Woodlands agrees to have Homeland Security surveillance cameras installed
The Woodlands Township will soon have a new, Big Brother-ish safety feature around several highly used areas — Department of Homeland Security surveillance cameras.
On Wednesday, Nov. 28, the township’s board approved in a 5-0 vote a interlocal agreement between the township and Montgomery County to install a series of surveillance cameras that will be operated, funded, installed and managed by the Montgomery County Office of Homeland Security and Emergency Management.
The cameras will be placed onto existing light poles around areas of the township that are used for festivals, public events and gatherings and that may be the potential target of terrorists. The total cost of the program is listed at $300,000, all of which comes from federal funding and costs the township nothing.
Darren Hess, director of the Montgomery County Office of Homeland Security and Emergency Management, said the agreement is part of a broader program to enhance public safety at locations and events around the United States, including in The Woodlands. The cameras will be typical outdoor surveillance cameras with long, focal lenses. The cameras will not record any audio or sounds, only photographic images, Hess noted.
“It is a new initiative that we are uptaking now to provide camera systems in the name of public safety,” Hess said in a telephone interview. “The Department of Homeland Security recognizes these (areas) as potential targets, something we’ve seen across the nation. This is to provide enhanced safety during events like the Ironman (Triathlon) and others.”
According to John Powers, assistant general manager for community services with The Woodlands, the cameras are solely a project of the Montgomery County Office of Homeland Security and Emergency Management and the township is merely complying with a request to beef up security measures around specific areas of the township.
“We are just letting them install their (surveillance) cameras on light poles in the Town Green Park and along the Woodlands Waterway, the active event centers where a lot of people congregate,” Powers explained. “(They’ll be placed) Where festivals and special events occur. On the waterway, they will be installed between Grogan’s Mill Road and Six Pines Drive.”

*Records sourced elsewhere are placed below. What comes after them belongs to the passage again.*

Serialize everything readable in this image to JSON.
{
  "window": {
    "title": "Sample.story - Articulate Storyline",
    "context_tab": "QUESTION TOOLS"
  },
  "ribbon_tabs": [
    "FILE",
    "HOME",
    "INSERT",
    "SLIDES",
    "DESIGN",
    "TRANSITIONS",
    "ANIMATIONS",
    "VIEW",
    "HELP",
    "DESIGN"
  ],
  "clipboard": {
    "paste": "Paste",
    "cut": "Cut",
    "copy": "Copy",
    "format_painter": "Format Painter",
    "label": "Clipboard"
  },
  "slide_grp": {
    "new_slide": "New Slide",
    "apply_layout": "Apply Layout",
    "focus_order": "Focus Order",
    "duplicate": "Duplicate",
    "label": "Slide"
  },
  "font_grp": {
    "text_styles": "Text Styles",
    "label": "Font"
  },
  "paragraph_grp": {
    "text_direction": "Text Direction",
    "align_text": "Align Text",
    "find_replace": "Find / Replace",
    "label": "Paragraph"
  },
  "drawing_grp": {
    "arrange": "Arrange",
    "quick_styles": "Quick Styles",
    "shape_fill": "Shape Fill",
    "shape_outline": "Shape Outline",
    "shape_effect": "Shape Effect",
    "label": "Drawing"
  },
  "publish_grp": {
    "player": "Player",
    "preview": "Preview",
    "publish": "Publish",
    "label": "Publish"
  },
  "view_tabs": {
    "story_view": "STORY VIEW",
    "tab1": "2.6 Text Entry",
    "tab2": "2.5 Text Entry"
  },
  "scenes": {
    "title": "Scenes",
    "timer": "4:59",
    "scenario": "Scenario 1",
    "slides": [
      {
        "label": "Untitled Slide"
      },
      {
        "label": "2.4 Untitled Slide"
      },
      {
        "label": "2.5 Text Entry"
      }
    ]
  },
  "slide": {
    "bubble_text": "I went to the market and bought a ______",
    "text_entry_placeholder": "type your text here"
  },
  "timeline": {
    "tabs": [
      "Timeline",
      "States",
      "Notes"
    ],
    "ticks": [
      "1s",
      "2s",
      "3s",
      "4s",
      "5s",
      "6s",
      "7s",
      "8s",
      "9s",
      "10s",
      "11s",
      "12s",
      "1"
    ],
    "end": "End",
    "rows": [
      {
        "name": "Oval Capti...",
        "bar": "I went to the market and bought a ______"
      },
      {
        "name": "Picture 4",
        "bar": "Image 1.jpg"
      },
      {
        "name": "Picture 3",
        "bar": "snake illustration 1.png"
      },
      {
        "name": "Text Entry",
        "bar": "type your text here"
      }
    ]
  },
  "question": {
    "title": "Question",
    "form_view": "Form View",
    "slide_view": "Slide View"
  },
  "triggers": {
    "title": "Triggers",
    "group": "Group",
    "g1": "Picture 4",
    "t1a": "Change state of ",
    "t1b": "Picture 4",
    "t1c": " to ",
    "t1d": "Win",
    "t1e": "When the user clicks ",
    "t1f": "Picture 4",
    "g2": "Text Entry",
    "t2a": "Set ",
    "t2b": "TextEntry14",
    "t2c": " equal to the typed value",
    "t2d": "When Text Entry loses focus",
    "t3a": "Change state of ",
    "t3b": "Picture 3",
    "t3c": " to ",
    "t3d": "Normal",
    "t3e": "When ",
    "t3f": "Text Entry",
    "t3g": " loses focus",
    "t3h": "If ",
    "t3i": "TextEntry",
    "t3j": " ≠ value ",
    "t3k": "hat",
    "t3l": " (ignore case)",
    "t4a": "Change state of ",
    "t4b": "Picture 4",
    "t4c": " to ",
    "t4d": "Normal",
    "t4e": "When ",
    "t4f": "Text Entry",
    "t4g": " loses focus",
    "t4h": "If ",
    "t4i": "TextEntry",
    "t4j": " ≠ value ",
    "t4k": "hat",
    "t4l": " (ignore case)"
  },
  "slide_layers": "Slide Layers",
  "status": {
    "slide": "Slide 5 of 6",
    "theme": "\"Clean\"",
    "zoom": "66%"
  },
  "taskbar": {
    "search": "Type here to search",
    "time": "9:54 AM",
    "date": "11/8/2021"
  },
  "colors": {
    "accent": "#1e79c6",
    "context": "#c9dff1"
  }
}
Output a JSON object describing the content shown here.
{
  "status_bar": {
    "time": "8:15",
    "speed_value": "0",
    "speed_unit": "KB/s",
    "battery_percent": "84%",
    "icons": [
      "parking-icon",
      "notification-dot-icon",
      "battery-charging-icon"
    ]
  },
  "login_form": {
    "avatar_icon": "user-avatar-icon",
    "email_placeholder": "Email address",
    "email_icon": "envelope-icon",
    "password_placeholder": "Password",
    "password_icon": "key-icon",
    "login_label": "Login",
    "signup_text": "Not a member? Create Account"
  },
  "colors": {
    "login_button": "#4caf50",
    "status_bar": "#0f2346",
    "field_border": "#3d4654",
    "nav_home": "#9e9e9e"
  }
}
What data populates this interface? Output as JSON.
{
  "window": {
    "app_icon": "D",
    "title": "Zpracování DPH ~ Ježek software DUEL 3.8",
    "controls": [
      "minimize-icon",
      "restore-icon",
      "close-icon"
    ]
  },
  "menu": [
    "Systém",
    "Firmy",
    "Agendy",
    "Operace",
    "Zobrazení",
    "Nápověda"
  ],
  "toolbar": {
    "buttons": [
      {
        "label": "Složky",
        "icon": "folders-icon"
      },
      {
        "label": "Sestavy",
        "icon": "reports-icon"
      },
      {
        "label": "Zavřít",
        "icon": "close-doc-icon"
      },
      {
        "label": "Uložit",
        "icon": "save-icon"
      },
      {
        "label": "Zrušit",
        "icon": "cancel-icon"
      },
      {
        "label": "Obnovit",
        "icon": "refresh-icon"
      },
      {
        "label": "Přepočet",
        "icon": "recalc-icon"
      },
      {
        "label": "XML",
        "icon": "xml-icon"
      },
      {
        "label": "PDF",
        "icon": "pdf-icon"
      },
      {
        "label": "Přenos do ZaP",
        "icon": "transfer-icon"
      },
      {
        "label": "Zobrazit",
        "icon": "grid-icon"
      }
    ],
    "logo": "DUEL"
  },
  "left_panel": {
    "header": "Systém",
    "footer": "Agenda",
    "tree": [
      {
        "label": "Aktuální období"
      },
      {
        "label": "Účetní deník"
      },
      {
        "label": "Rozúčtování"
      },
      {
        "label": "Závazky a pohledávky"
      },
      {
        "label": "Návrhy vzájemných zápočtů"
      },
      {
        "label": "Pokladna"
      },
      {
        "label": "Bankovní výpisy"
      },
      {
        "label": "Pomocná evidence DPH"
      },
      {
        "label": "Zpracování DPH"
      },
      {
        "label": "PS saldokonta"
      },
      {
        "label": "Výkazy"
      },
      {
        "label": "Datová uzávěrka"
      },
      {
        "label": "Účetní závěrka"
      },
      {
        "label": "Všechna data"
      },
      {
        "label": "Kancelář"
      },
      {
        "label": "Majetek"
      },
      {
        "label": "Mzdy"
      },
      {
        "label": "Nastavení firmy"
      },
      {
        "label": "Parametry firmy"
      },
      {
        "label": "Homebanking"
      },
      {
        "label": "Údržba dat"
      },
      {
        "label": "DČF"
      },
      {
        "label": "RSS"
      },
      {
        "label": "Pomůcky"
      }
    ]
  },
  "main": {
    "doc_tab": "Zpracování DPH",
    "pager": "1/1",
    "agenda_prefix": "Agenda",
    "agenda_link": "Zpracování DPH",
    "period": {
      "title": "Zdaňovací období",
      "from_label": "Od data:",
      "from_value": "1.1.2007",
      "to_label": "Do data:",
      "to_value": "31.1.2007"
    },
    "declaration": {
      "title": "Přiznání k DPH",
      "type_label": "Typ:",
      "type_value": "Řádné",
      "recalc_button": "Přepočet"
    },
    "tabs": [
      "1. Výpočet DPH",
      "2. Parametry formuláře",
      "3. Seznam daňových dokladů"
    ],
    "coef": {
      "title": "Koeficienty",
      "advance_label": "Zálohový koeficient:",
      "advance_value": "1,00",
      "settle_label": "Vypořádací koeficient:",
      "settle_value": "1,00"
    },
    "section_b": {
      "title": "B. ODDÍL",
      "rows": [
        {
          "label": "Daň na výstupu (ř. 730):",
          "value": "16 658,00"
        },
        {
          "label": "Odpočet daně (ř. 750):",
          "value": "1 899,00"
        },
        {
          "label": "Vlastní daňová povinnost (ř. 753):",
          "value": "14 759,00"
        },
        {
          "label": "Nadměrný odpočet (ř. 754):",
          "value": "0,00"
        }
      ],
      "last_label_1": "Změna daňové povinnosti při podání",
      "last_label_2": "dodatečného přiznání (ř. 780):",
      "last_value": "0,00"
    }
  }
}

The agreement between Montgomery County and The Woodlands includes provisions guiding the installation and other details of the cameras and their use. The deal is for four years with automatic renewals on a yearly basis. The Montgomery County Office of Homeland Security and Emergency Management will install and set up the camera network, as well as provide any routine maintenance needed. In addition to those guidelines, township staff are prohibited from interferring with the cameras in any manner, including obscuring them, turning off the power to the cameras or other activities that would impede the camera’s functioning.
Hess did not say exactly how many cameras would be installed, only that initially 15 to 20 would be placed on light poles in the designated high-traffic public areas. There is a possibility more cameras could be added in the future, he noted.
The cameras will be connected to a control center where they can be turned on and images obtained as neccessary, Hess said, but the system is not expected to be monitored 24-hours a day but only for large events such as festivals, concerts, athletics events and other activities which draw large numbers of attendees. When those events are occuring, a remote monitoring station will be set up in the township and manned by law enforcement personnel who will watch the camera feeds for safety issues.
“It is a routine deal…it is in the interest of the overall public safety,” Hess added. “We want people to feel safe at big events.”